*** Begin section ***

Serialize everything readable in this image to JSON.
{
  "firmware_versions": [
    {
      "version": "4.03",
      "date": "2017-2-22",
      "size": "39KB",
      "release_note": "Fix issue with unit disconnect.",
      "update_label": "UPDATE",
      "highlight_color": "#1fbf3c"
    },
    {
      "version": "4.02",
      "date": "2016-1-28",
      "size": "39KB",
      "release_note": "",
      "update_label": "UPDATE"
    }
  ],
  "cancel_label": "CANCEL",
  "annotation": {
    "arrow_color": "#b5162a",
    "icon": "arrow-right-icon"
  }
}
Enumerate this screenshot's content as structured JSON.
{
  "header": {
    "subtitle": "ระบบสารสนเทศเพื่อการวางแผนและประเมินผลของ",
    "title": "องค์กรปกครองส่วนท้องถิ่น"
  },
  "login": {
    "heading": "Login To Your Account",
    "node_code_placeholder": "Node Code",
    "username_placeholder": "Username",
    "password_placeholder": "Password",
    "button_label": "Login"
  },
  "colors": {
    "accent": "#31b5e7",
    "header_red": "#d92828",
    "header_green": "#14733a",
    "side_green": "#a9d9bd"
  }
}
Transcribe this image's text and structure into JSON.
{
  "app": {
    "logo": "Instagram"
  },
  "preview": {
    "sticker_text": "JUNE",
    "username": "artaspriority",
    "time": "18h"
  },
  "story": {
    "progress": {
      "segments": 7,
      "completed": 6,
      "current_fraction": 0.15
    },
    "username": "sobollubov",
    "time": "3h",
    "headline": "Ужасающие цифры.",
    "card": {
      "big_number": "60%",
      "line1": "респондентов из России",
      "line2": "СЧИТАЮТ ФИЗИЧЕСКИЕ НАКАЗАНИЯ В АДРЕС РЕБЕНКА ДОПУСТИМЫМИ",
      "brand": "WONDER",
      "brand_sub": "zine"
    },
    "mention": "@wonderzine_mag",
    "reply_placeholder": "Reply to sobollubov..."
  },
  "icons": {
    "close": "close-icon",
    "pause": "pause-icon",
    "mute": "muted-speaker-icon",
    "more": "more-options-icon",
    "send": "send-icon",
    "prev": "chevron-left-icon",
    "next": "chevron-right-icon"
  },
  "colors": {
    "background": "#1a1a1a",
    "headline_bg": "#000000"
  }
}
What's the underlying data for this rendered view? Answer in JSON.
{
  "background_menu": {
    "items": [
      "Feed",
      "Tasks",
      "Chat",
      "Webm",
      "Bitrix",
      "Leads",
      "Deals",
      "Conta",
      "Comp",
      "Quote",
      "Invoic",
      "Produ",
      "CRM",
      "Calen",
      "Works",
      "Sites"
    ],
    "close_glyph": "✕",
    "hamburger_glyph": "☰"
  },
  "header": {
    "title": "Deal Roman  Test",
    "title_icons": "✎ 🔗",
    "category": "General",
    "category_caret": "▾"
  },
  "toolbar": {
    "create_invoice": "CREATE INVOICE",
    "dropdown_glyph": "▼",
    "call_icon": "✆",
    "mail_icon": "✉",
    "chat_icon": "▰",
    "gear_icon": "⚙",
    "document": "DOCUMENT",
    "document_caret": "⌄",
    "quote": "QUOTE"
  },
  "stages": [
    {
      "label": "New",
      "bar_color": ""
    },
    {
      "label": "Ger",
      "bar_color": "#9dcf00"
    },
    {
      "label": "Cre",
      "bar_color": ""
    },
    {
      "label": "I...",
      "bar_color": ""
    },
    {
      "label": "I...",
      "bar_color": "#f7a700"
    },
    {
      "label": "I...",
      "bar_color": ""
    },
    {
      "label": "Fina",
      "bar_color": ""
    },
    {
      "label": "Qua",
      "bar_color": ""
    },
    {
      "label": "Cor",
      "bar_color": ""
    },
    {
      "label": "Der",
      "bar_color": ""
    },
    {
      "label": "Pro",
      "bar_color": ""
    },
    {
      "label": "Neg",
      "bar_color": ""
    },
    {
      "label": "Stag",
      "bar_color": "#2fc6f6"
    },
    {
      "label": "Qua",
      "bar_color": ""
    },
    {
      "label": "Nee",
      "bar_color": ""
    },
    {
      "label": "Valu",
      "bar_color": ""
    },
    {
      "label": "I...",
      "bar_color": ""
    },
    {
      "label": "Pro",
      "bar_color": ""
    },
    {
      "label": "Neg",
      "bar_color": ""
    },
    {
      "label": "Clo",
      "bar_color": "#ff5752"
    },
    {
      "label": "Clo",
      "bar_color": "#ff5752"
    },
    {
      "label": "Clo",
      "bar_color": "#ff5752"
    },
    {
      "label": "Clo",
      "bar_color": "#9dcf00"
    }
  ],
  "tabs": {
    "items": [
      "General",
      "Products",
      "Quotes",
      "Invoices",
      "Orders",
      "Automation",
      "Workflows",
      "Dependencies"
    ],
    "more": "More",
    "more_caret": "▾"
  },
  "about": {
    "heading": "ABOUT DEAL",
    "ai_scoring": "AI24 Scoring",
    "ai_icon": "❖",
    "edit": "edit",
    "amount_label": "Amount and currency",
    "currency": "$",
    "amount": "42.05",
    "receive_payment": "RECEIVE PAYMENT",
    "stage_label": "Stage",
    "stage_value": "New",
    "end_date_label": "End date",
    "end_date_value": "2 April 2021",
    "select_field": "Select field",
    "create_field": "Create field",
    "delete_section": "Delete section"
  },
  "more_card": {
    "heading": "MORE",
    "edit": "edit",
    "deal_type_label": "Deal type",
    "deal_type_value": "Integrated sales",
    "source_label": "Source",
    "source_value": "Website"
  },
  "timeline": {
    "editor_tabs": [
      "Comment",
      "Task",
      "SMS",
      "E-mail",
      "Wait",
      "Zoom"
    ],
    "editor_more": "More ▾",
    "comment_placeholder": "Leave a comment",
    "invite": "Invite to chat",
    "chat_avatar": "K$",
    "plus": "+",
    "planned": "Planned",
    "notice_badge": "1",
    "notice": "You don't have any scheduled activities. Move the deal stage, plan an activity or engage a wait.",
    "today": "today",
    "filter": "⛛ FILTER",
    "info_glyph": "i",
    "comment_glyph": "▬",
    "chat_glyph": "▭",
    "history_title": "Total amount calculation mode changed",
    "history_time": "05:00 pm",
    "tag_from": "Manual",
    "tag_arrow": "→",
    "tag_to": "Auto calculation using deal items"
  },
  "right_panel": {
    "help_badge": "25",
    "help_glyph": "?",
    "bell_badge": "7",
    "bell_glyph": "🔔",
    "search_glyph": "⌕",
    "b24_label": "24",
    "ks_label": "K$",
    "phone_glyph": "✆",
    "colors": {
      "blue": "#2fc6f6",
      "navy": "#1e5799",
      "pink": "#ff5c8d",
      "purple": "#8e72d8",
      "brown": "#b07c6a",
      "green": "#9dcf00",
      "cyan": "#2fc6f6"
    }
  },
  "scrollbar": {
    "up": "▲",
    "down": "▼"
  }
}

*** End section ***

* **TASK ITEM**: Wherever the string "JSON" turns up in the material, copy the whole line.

* **RESPONSE BELOW**:
Serialize everything readable in this image to JSON.
Enumerate this screenshot's content as structured JSON.
Transcribe this image's text and structure into JSON.
What's the underlying data for this rendered view? Answer in JSON.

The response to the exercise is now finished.